Your response needs to be the data below, retyped exactly.
= = = = = = =
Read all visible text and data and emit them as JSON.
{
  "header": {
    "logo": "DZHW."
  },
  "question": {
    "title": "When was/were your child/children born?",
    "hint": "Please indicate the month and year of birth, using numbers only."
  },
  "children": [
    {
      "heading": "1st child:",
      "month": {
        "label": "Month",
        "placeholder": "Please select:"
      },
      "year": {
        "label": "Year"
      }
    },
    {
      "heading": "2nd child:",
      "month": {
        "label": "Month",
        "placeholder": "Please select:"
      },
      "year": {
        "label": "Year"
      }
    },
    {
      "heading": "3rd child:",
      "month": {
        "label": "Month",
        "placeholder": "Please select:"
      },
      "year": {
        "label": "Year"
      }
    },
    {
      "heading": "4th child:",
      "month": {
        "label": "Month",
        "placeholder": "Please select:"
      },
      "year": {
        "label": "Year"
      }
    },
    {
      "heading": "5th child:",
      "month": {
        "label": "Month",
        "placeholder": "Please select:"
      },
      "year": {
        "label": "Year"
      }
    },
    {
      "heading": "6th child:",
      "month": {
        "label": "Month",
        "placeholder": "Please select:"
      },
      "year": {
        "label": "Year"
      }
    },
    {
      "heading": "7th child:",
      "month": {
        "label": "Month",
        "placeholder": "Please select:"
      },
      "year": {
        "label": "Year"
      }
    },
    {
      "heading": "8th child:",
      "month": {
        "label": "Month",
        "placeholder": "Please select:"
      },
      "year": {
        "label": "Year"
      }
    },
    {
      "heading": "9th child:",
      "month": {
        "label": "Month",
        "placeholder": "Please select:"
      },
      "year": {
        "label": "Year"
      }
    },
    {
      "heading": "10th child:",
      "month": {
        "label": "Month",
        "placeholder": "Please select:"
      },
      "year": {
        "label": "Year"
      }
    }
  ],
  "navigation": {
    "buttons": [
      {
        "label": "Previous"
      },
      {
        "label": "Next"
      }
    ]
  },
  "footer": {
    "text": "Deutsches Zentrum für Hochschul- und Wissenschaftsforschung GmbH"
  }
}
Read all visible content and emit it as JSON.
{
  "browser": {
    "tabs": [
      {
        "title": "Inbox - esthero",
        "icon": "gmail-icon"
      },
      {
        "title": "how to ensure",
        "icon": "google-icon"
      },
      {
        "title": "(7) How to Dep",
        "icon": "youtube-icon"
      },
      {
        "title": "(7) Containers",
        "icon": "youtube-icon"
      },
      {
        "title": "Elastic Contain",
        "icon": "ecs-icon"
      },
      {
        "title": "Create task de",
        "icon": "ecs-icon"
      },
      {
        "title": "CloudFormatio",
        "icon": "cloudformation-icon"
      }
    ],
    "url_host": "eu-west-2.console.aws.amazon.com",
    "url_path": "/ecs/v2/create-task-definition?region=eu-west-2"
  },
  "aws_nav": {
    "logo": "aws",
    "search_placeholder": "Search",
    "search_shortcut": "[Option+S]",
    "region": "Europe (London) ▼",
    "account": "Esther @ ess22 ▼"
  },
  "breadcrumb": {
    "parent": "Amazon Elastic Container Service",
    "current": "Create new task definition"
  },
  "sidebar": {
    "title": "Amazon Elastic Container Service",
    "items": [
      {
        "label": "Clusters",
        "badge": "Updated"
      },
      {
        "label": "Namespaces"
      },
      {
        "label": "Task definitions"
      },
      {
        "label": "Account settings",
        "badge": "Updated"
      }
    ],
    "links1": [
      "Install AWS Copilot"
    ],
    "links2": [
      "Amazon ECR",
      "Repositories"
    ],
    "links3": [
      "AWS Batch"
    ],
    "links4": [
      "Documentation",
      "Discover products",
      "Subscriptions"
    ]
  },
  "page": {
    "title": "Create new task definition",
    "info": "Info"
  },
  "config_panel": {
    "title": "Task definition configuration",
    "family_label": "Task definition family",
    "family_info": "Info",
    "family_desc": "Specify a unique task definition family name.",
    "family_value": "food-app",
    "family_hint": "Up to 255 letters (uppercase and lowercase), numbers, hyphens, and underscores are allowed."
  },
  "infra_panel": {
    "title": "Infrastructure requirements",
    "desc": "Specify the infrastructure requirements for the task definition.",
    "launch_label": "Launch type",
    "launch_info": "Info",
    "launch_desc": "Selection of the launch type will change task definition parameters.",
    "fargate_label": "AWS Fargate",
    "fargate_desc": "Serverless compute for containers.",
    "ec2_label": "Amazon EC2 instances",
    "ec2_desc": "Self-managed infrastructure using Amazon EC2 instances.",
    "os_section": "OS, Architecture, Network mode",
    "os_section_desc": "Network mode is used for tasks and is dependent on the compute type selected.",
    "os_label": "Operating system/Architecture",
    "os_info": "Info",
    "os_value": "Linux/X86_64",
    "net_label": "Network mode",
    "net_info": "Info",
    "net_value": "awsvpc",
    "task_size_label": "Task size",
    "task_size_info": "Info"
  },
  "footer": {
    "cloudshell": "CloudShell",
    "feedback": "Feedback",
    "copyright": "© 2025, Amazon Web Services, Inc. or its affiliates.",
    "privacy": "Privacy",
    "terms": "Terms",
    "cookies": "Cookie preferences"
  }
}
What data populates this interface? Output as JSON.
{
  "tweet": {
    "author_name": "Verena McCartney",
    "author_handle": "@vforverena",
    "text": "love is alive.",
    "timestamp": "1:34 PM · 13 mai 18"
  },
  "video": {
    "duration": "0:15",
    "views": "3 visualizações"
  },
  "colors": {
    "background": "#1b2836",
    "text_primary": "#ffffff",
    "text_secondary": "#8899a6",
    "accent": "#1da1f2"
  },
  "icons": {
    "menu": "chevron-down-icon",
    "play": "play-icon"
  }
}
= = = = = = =
_Response_:
Read all visible text and data and emit them as JSON.
{
  "header": {
    "logo": "DZHW."
  },
  "question": {
    "title": "When was/were your child/children born?",
    "hint": "Please indicate the month and year of birth, using numbers only."
  },
  "children": [
    {
      "heading": "1st child:",
      "month": {
        "label": "Month",
        "placeholder": "Please select:"
      },
      "year": {
        "label": "Year"
      }
    },
    {
      "heading": "2nd child:",
      "month": {
        "label": "Month",
        "placeholder": "Please select:"
      },
      "year": {
        "label": "Year"
      }
    },
    {
      "heading": "3rd child:",
      "month": {
        "label": "Month",
        "placeholder": "Please select:"
      },
      "year": {
        "label": "Year"
      }
    },
    {
      "heading": "4th child:",
      "month": {
        "label": "Month",
        "placeholder": "Please select:"
      },
      "year": {
        "label": "Year"
      }
    },
    {
      "heading": "5th child:",
      "month": {
        "label": "Month",
        "placeholder": "Please select:"
      },
      "year": {
        "label": "Year"
      }
    },
    {
      "heading": "6th child:",
      "month": {
        "label": "Month",
        "placeholder": "Please select:"
      },
      "year": {
        "label": "Year"
      }
    },
    {
      "heading": "7th child:",
      "month": {
        "label": "Month",
        "placeholder": "Please select:"
      },
      "year": {
        "label": "Year"
      }
    },
    {
      "heading": "8th child:",
      "month": {
        "label": "Month",
        "placeholder": "Please select:"
      },
      "year": {
        "label": "Year"
      }
    },
    {
      "heading": "9th child:",
      "month": {
        "label": "Month",
        "placeholder": "Please select:"
      },
      "year": {
        "label": "Year"
      }
    },
    {
      "heading": "10th child:",
      "month": {
        "label": "Month",
        "placeholder": "Please select:"
      },
      "year": {
        "label": "Year"
      }
    }
  ],
  "navigation": {
    "buttons": [
      {
        "label": "Previous"
      },
      {
        "label": "Next"
      }
    ]
  },
  "footer": {
    "text": "Deutsches Zentrum für Hochschul- und Wissenschaftsforschung GmbH"
  }
}
Read all visible content and emit it as JSON.
{
  "browser": {
    "tabs": [
      {
        "title": "Inbox - esthero",
        "icon": "gmail-icon"
      },
      {
        "title": "how to ensure",
        "icon": "google-icon"
      },
      {
        "title": "(7) How to Dep",
        "icon": "youtube-icon"
      },
      {
        "title": "(7) Containers",
        "icon": "youtube-icon"
      },
      {
        "title": "Elastic Contain",
        "icon": "ecs-icon"
      },
      {
        "title": "Create task de",
        "icon": "ecs-icon"
      },
      {
        "title": "CloudFormatio",
        "icon": "cloudformation-icon"
      }
    ],
    "url_host": "eu-west-2.console.aws.amazon.com",
    "url_path": "/ecs/v2/create-task-definition?region=eu-west-2"
  },
  "aws_nav": {
    "logo": "aws",
    "search_placeholder": "Search",
    "search_shortcut": "[Option+S]",
    "region": "Europe (London) ▼",
    "account": "Esther @ ess22 ▼"
  },
  "breadcrumb": {
    "parent": "Amazon Elastic Container Service",
    "current": "Create new task definition"
  },
  "sidebar": {
    "title": "Amazon Elastic Container Service",
    "items": [
      {
        "label": "Clusters",
        "badge": "Updated"
      },
      {
        "label": "Namespaces"
      },
      {
        "label": "Task definitions"
      },
      {
        "label": "Account settings",
        "badge": "Updated"
      }
    ],
    "links1": [
      "Install AWS Copilot"
    ],
    "links2": [
      "Amazon ECR",
      "Repositories"
    ],
    "links3": [
      "AWS Batch"
    ],
    "links4": [
      "Documentation",
      "Discover products",
      "Subscriptions"
    ]
  },
  "page": {
    "title": "Create new task definition",
    "info": "Info"
  },
  "config_panel": {
    "title": "Task definition configuration",
    "family_label": "Task definition family",
    "family_info": "Info",
    "family_desc": "Specify a unique task definition family name.",
    "family_value": "food-app",
    "family_hint": "Up to 255 letters (uppercase and lowercase), numbers, hyphens, and underscores are allowed."
  },
  "infra_panel": {
    "title": "Infrastructure requirements",
    "desc": "Specify the infrastructure requirements for the task definition.",
    "launch_label": "Launch type",
    "launch_info": "Info",
    "launch_desc": "Selection of the launch type will change task definition parameters.",
    "fargate_label": "AWS Fargate",
    "fargate_desc": "Serverless compute for containers.",
    "ec2_label": "Amazon EC2 instances",
    "ec2_desc": "Self-managed infrastructure using Amazon EC2 instances.",
    "os_section": "OS, Architecture, Network mode",
    "os_section_desc": "Network mode is used for tasks and is dependent on the compute type selected.",
    "os_label": "Operating system/Architecture",
    "os_info": "Info",
    "os_value": "Linux/X86_64",
    "net_label": "Network mode",
    "net_info": "Info",
    "net_value": "awsvpc",
    "task_size_label": "Task size",
    "task_size_info": "Info"
  },
  "footer": {
    "cloudshell": "CloudShell",
    "feedback": "Feedback",
    "copyright": "© 2025, Amazon Web Services, Inc. or its affiliates.",
    "privacy": "Privacy",
    "terms": "Terms",
    "cookies": "Cookie preferences"
  }
}
What data populates this interface? Output as JSON.
{
  "tweet": {
    "author_name": "Verena McCartney",
    "author_handle": "@vforverena",
    "text": "love is alive.",
    "timestamp": "1:34 PM · 13 mai 18"
  },
  "video": {
    "duration": "0:15",
    "views": "3 visualizações"
  },
  "colors": {
    "background": "#1b2836",
    "text_primary": "#ffffff",
    "text_secondary": "#8899a6",
    "accent": "#1da1f2"
  },
  "icons": {
    "menu": "chevron-down-icon",
    "play": "play-icon"
  }
}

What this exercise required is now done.